- P. Sartipy and D. J. Loskutoff, “Monocyte chemoattractant protein 1 in obesity and insulin resistance,” Proceedings of the National Academy of Sciences of the United States of America, vol. 100, no. 12, pp. 7265–7270, 2003.
- Y. Zhang, K. Y. Guo, P. A. Diaz, M. Heo, and R. L. Leibel, “Determinants of leptin gene expression in fat depots of lean mice,” The American Journal of Physiology, vol. 282, no. 1, pp. R226–R234, 2002.
- E. Tomas, T. S. Tsao, A. K. Saha et al., “Enhanced muscle fat oxidation and glucose transport by ACRP30 globular domain: Acetyl-CoA carboxylase inhibition and AMP-activated protein kinase activation,” Proceedings of the National Academy of Sciences of the United States of America, vol. 99, no. 25, pp. 16309–16313, 2002.
- R. D. Stout and J. Suttles, “Functional plasticity of macrophages: reversible adaptation to changing microenvironments,” Journal of Leukocyte Biology, vol. 76, no. 3, pp. 509–513, 2004.
- J. K. Lee, M. H. Ryu, and J. A. Byun, “Immunotoxic effect of β-chlorolactic acid on murine splenocyte and peritoneal macrophage function in vitro,” Toxicology, vol. 210, no. 2-3, pp. 175–187, 2005.
- M. Benoit, B. Desnues, and J. L. Mege, “Macrophage polarization in bacterial infections,” Journal of Immunology, vol. 181, no. 6, pp. 3733–3739, 2008.
- P. J. Murray and T. A. Wynn, “Protective and pathogenic functions of macrophage subsets,” Nature Reviews Immunology, vol. 11, no. 11, pp. 723–737, 2011.

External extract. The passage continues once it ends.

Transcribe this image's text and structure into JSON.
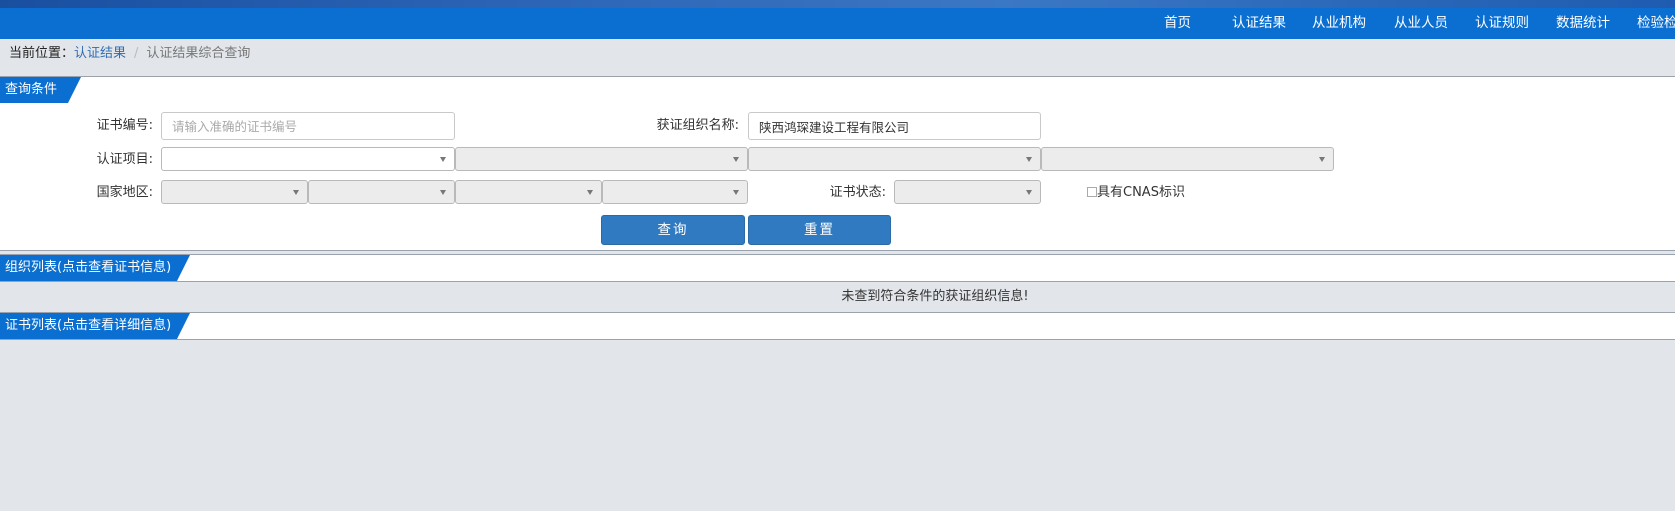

- J. C. O'Connor, C. L. Sherry, C. B. Guest, and G. G. Freund, “Type 2 diabetes impairs insulin receptor substrate-2-mediated phosphatidylinositol 3-kinase activity in primary macrophages to induce a state of cytokine resistance to IL-4 in association with overexpression of suppressor of cytokine signaling-3,” Journal of Immunology, vol. 178, no. 11, pp. 6886–6893, 2007.